A 17-year-old girl was killed when she missed a turn and her vehicle tumbled down an embankment as a deputy sheriff was in hot pursuit.
According to the Kershaw County Sheriff’s Office, a deputy saw the girl’s car and another car parked in the side lot of a Dollar General store after hours. The deputy got back in his patrol vehicle and chased the Camry, which made a sudden left turn onto Richardson Boulevard. Since the vehicle was moving too fast for the turn, the Camry ran off the right side of the road and down an embankment, crashing into the wooded area
The girl, who was not wearing a seatbelt, was declared dead at the scene.
High-Speed Police Chases and Negligence
Police officers don’t have to strictly obey speed limits and other traffic laws during pursuits. However, this immunity is not unlimited. If a Columbia personal injury attorney proves officers were reckless. Evidence of recklessness includes:
- Nature of the Offense: Most suspects, like the one in the above story, allegedly committed non-violent offenses. In fact, many chase suspects committed traffic violations. There’s no reason to risk lives in these situations.
- Chase Environment: This factor includes things like the time of day and general location. A high-speed chase during the day or evening when other cars are on the road and other people are on the sidewalk is extremely dangerous under any circumstances. Likewise a pursuit through a populated area is much more dangerous than a pursuit through a remote area.

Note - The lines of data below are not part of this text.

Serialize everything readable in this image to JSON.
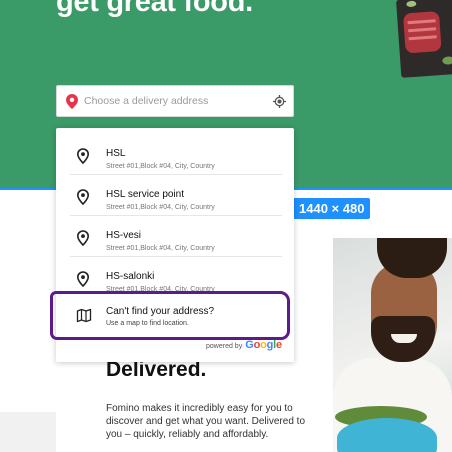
{
  "hero": {
    "title": "get great food."
  },
  "search": {
    "placeholder": "Choose a delivery address"
  },
  "results": [
    {
      "title": "HSL",
      "subtitle": "Street #01,Block #04, City, Country"
    },
    {
      "title": "HSL service point",
      "subtitle": "Street #01,Block #04, City, Country"
    },
    {
      "title": "HS-vesi",
      "subtitle": "Street #01,Block #04, City, Country"
    },
    {
      "title": "HS-salonki",
      "subtitle": "Street #01,Block #04, City, Country"
    }
  ],
  "fallback": {
    "title": "Can't find your address?",
    "subtitle": "Use a map to find location."
  },
  "powered": {
    "label": "powered by",
    "brand": "Google"
  },
  "overlay": {
    "dimensions": "1440 × 480"
  },
  "promo": {
    "heading": "Delivered.",
    "body": "Fomino makes it incredibly easy for you to discover and get what you want. Delivered to you – quickly, reliably and affordably."
  },
  "colors": {
    "hero_bg": "#3a9a68",
    "pin_red": "#e8334a",
    "guide_blue": "#1e90ff",
    "highlight_purple": "#5d1a8b",
    "google": [
      "#4285f4",
      "#ea4335",
      "#fbbc05",
      "#4285f4",
      "#34a853",
      "#ea4335"
    ]
  },
  "icons": {
    "search_pin": "map-pin-icon",
    "locate": "crosshair-icon",
    "result": "location-pin-icon",
    "fallback": "map-icon"
  }
}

- Pursuit Tactics: Some officers use aggressive and dangerous tactics during chases. A PIT (precise immobilization technique) maneuver is a good example. A pursuing officer rams a fleeing suspect’s car, causing the driver to careen out of control.
Violations of formal and informal policies are also evidence of negligence in these situations. Many law enforcement agencies have strict anti-pursuit policies. Other times, a dispatcher gives officers instructions, like “do not pursue” or “pursue with extreme caution.”
The Seat Belt Defense in South Carolina
Reckless high-speed chases kill and injure many more people than reckless police shootings. Wrecks that involve victims who weren’t wearing a seat belt are even more common.
The so-called seat belt defense varies significantly in different states. In some jurisdictions, victims who don’t wear seat belts cannot sue responsible drivers and obtain compensation. But in the Palmetto State, failure to wear a seat belt is inadmissible to prove contributory negligence or reduce the victim’s damages.
This position may seem odd, because it goes against principles of personal responsibility. However, S.C. Stat. Code § 56-5-6540(C) is consistent with other provisions of state law. Wearing or not wearing a seat belt is completely unrelated to the cause of a crash. Furthermore, under state law, victims don’t have a duty to mitigate (voluntarily reduce) their damages before their injury. Otherwise, Columbia personal injury attorneys would have to wear crash helmets and fireproof suits when they drive back and forth to work.
Compensation in a vehicle collision claim usually includes money for economic losses, such as medical bills, and noneconomic losses, such as pain and suffering.
Reach Out to a Hard-Working Richland County Lawyer
Injury victims are entitled to significant compensation. For a free consultation with an experienced personal injury lawyer in Columbia, contact the Marc Brown Law Firm. The sooner you reach out to us, the sooner we start fighting for you.